Dick and I had been married for a year and a half when he was diagnosed with prostate cancer. His PSA score was high and a biopsy revealed cancer as the underlying cause. I began doing some reading online about different cancer centers, and I liked what I read about Cancer Treatment Center of America® (CTCA). There was so much information available about their approach to cancer care and everything was made transparent. The philosophy behind their care—that it is all about the patient—was very appealing. So I told my husband that I thought he should call.

From the start, I never doubted that Dick would be okay. Somehow I knew that he would get through the treatment and be in good health. What I read about CTCA® increased my confidence that he would find the care he needed.

During Dick’s initial consultation, we spoke with Dr. Patel about his treatment options. It was very interesting that he told us that one of the options was a type of therapy that was available at only very few cancer centers in the country, and CTCA was not one of them. The fact that he would tell us about a treatment that wasn’t available there, so that we would be fully informed of all our options, was very reassuring. They didn’t just want our business; they wanted Dick to have the care that he thought he needed.

Home away from home

Staying at CTCA for a few weeks while Dick underwent treatment felt a little like a vacation. For the radiation, he had three radio broadcast implants on the right side of his prostate that then served as guides for the radiation, so that it could be focused on the exact spots where there was cancer. This approach had very few side effects, on his bowel and urinary tract. His nutritionist recommended a diet that would aid the process, such as food without preservatives, which was very helpful.

We were able to enjoy our time away from home.
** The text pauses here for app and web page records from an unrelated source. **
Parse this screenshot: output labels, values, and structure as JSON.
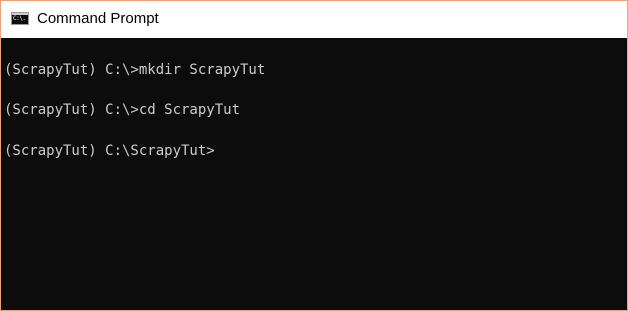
{
  "window": {
    "title": "Command Prompt",
    "icon": "cmd-icon",
    "icon_glyph": "C:\\."
  },
  "console": {
    "lines": [
      "(ScrapyTut) C:\\>mkdir ScrapyTut",
      "(ScrapyTut) C:\\>cd ScrapyTut",
      "(ScrapyTut) C:\\ScrapyTut>"
    ]
  },
  "colors": {
    "console_background": "#0c0c0c",
    "console_text": "#cccccc",
    "window_border": "#e8a27c"
  }
}
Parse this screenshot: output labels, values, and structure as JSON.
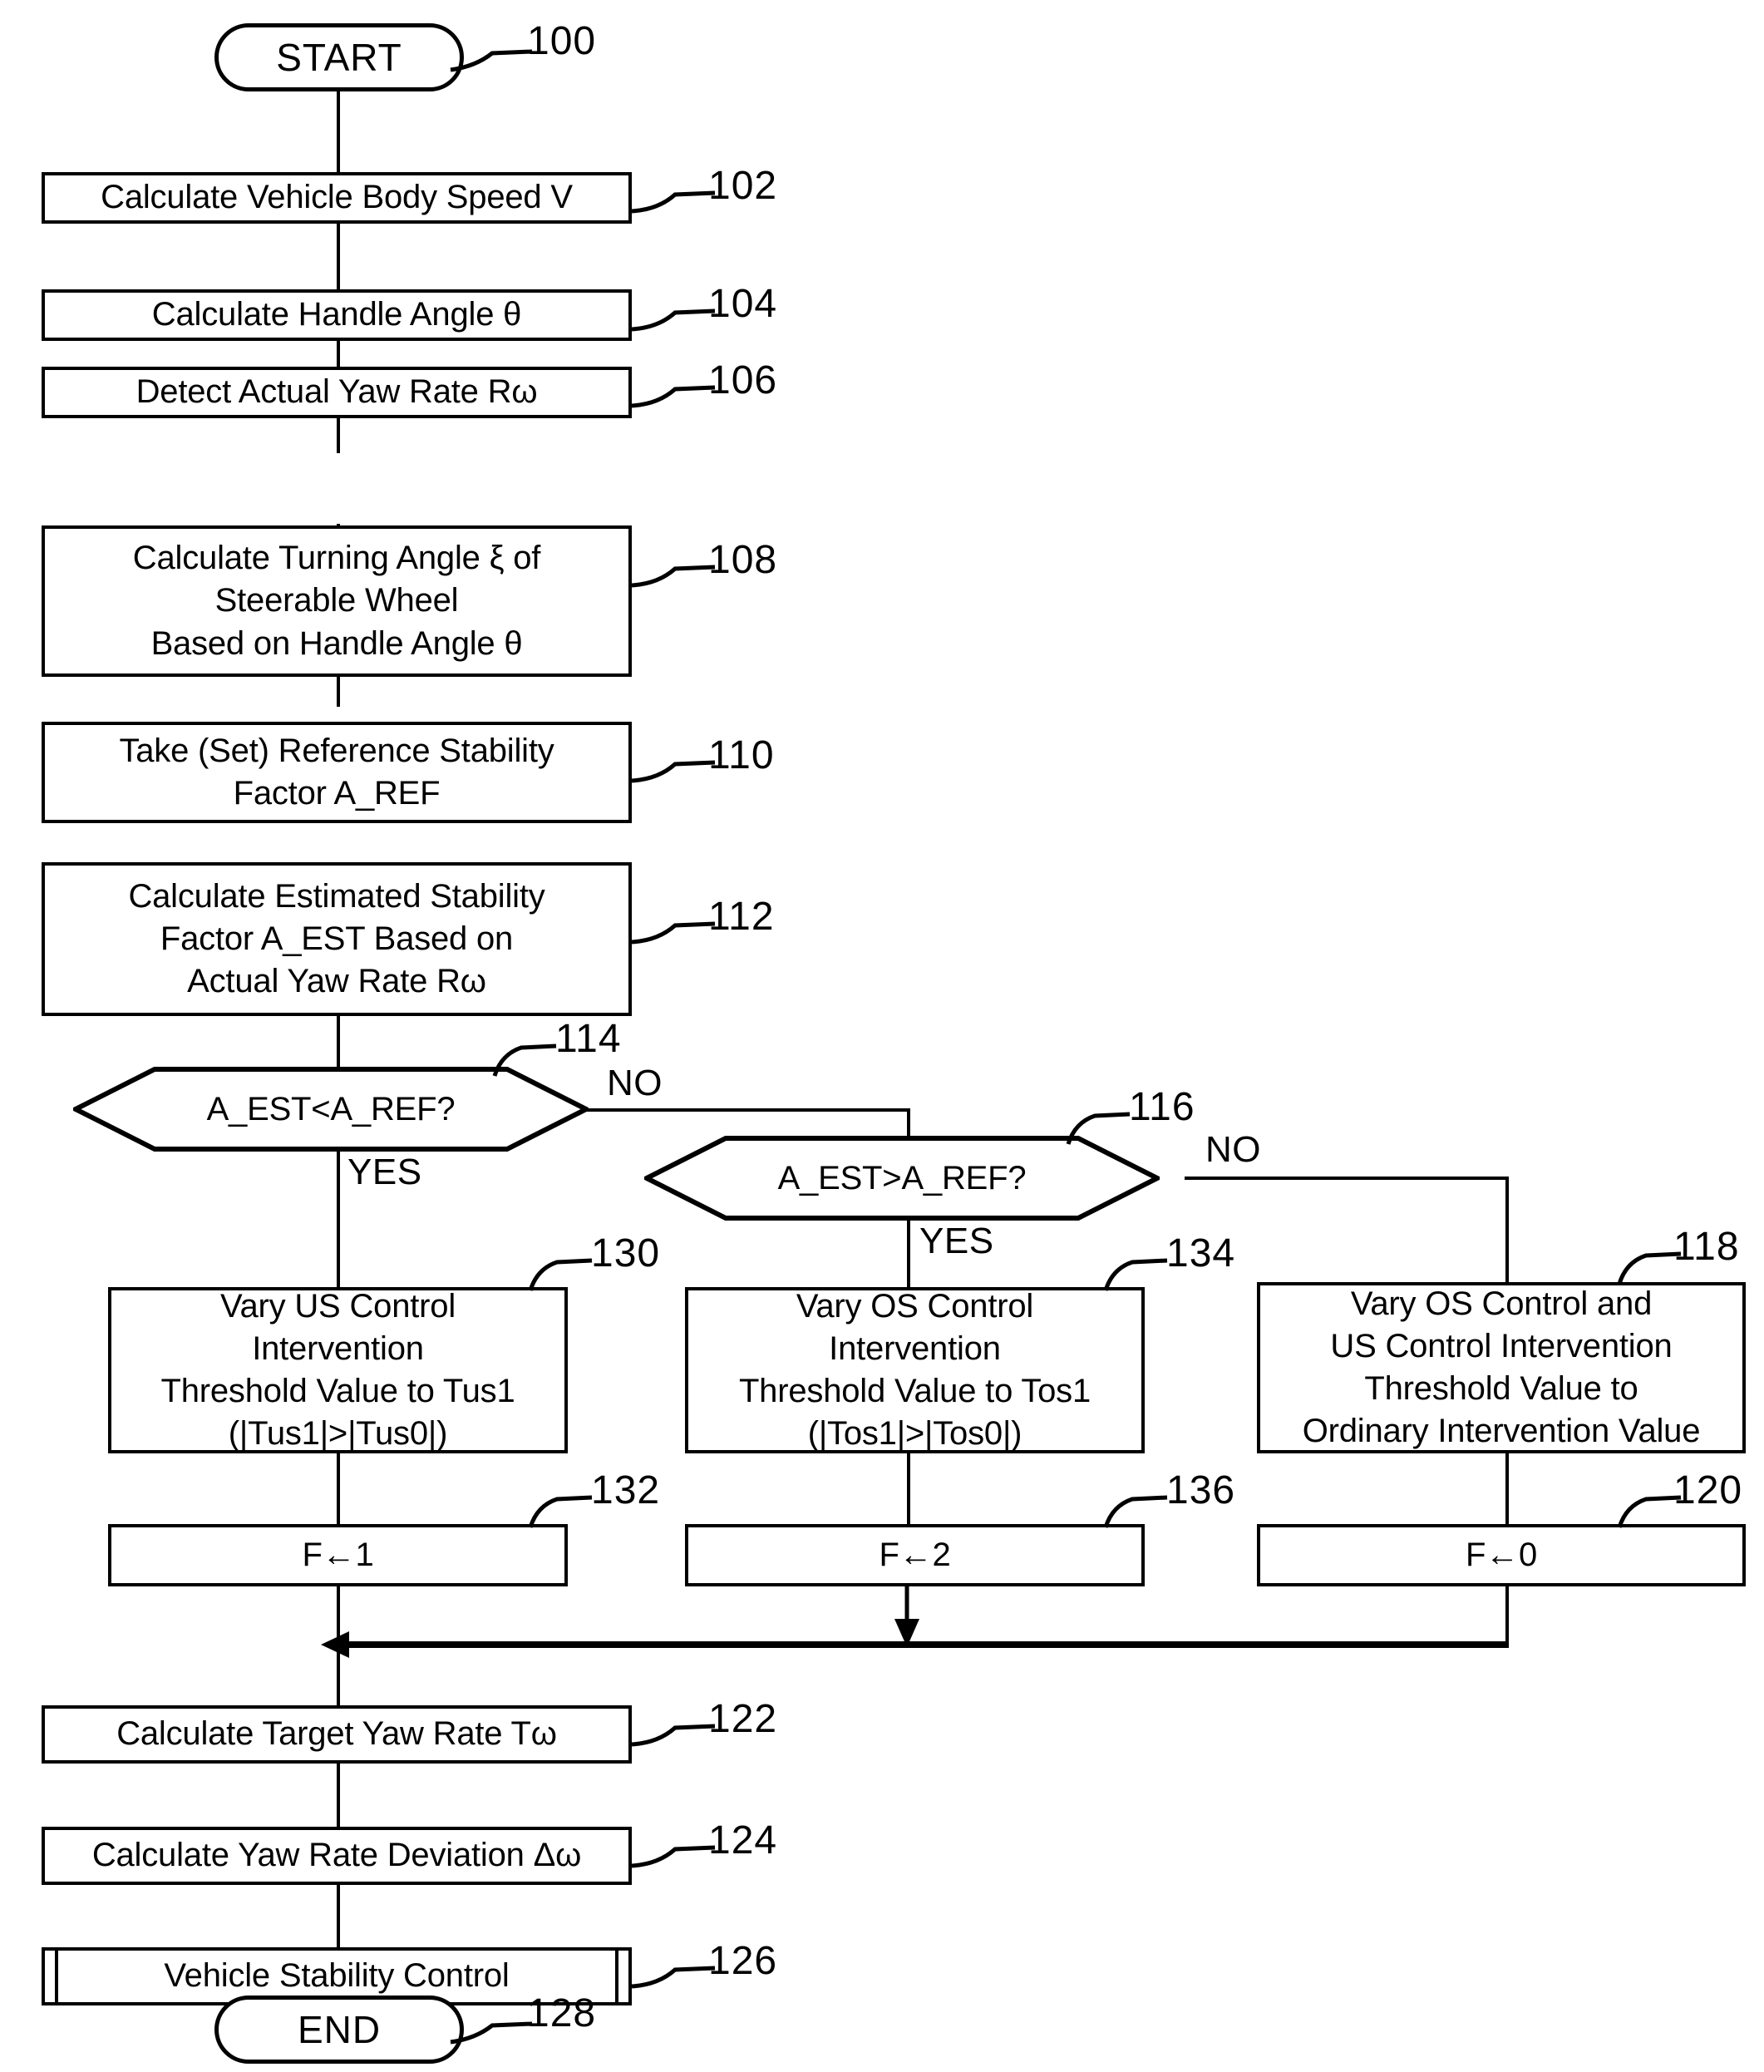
{
  "figure": {
    "type": "flowchart",
    "orientation": "vertical",
    "title": "Vehicle Stability Control Flowchart"
  },
  "nodes": [
    {
      "id": "100",
      "shape": "terminator",
      "label": "START"
    },
    {
      "id": "102",
      "shape": "process",
      "label": "Calculate Vehicle Body Speed V"
    },
    {
      "id": "104",
      "shape": "process",
      "label": "Calculate Handle Angle  θ"
    },
    {
      "id": "106",
      "shape": "process",
      "label": "Detect Actual Yaw Rate Rω"
    },
    {
      "id": "108",
      "shape": "process",
      "label": "Calculate Turning Angle  ξ  of\nSteerable Wheel\nBased on Handle Angle  θ"
    },
    {
      "id": "110",
      "shape": "process",
      "label": "Take (Set) Reference Stability\nFactor A_REF"
    },
    {
      "id": "112",
      "shape": "process",
      "label": "Calculate Estimated Stability\nFactor A_EST Based on\nActual Yaw Rate Rω"
    },
    {
      "id": "114",
      "shape": "decision",
      "label": "A_EST<A_REF?"
    },
    {
      "id": "116",
      "shape": "decision",
      "label": "A_EST>A_REF?"
    },
    {
      "id": "130",
      "shape": "process",
      "label": "Vary US Control\nIntervention\nThreshold Value to Tus1\n(|Tus1|>|Tus0|)"
    },
    {
      "id": "134",
      "shape": "process",
      "label": "Vary OS Control\nIntervention\nThreshold Value to Tos1\n(|Tos1|>|Tos0|)"
    },
    {
      "id": "118",
      "shape": "process",
      "label": "Vary OS Control and\nUS Control Intervention\nThreshold Value to\nOrdinary Intervention Value"
    },
    {
      "id": "132",
      "shape": "process",
      "label": "F←1"
    },
    {
      "id": "136",
      "shape": "process",
      "label": "F←2"
    },
    {
      "id": "120",
      "shape": "process",
      "label": "F←0"
    },
    {
      "id": "122",
      "shape": "process",
      "label": "Calculate Target Yaw Rate Tω"
    },
    {
      "id": "124",
      "shape": "process",
      "label": "Calculate Yaw Rate Deviation  Δω"
    },
    {
      "id": "126",
      "shape": "predefined-process",
      "label": "Vehicle Stability Control"
    },
    {
      "id": "128",
      "shape": "terminator",
      "label": "END"
    }
  ],
  "reference_numerals": {
    "n100": "100",
    "n102": "102",
    "n104": "104",
    "n106": "106",
    "n108": "108",
    "n110": "110",
    "n112": "112",
    "n114": "114",
    "n116": "116",
    "n118": "118",
    "n120": "120",
    "n122": "122",
    "n124": "124",
    "n126": "126",
    "n128": "128",
    "n130": "130",
    "n132": "132",
    "n134": "134",
    "n136": "136"
  },
  "branch_labels": {
    "d114_no": "NO",
    "d114_yes": "YES",
    "d116_no": "NO",
    "d116_yes": "YES"
  },
  "node_text": {
    "start": "START",
    "end": "END",
    "s102": "Calculate Vehicle Body Speed V",
    "s104": "Calculate Handle Angle  θ",
    "s106": "Detect Actual Yaw Rate Rω",
    "s108": "Calculate Turning Angle  ξ  of\nSteerable Wheel\nBased on Handle Angle  θ",
    "s110": "Take (Set) Reference Stability\nFactor A_REF",
    "s112": "Calculate Estimated Stability\nFactor A_EST Based on\nActual Yaw Rate Rω",
    "d114": "A_EST<A_REF?",
    "d116": "A_EST>A_REF?",
    "s130": "Vary US Control\nIntervention\nThreshold Value to Tus1\n(|Tus1|>|Tus0|)",
    "s134": "Vary OS Control\nIntervention\nThreshold Value to Tos1\n(|Tos1|>|Tos0|)",
    "s118": "Vary OS Control and\nUS Control Intervention\nThreshold Value to\nOrdinary Intervention Value",
    "s132": "F←1",
    "s136": "F←2",
    "s120": "F←0",
    "s122": "Calculate Target Yaw Rate Tω",
    "s124": "Calculate Yaw Rate Deviation  Δω",
    "s126": "Vehicle Stability Control"
  },
  "colors": {
    "ink": "#000000",
    "paper": "#ffffff"
  }
}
We stayed at a hotel in Kenosha, Wisconsin, about 14 miles from CTCA. We drove up from our home in Texas, so Dick was able to drive himself to and from treatment each day. When he wasn’t in treatment, we made the time into a vacation. I took golf lessons. We went to see the Lipizzan horses, in Wadsworth, Illinois, not far from the hospital.

The importance of communication

I had been a caregiver for eight years after my first husband suffered a severe stroke, so I knew how hard it could be. Being a caregiver is so individual; every patient’s needs are different, and each caregiver will have their own way to help. But the need for good communication and the necessity of taking care of oneself is always there. The communication lines have to be kept open, so that patients can let caregivers know what they need, or even just what they are feeling.

You can’t work against cancer alone, so you have to work with it through the care of the doctors and the team to whom you are assigned. Communication between the medical team, the patient, and the spouse cannot be emphasized enough. At CTCA, the patient and his or her caregiver are just that: people the entire team knows by name not case number.

Of course I had concerns, and had a lot of “what if...” thoughts. But that’s where good communication comes in. Dick and I talked about everything. We talked about the “what if,” and had plans in place. We have six children and fourteen grandchildren between us, so we have a lot to consider. Communication allowed us to address those concerns.

At the same time, I never let go of my belief that everything was going to be okay. Going through this with Dick brought me closer to my faith in God, and that faith helped me not waver. Today, Dick is back to work as County Commissioner, and we are doing all the things we enjoy—reading, going to the theater. He plays piano, and I pursue my artwork. We are living our lives together, and I am grateful every day for that.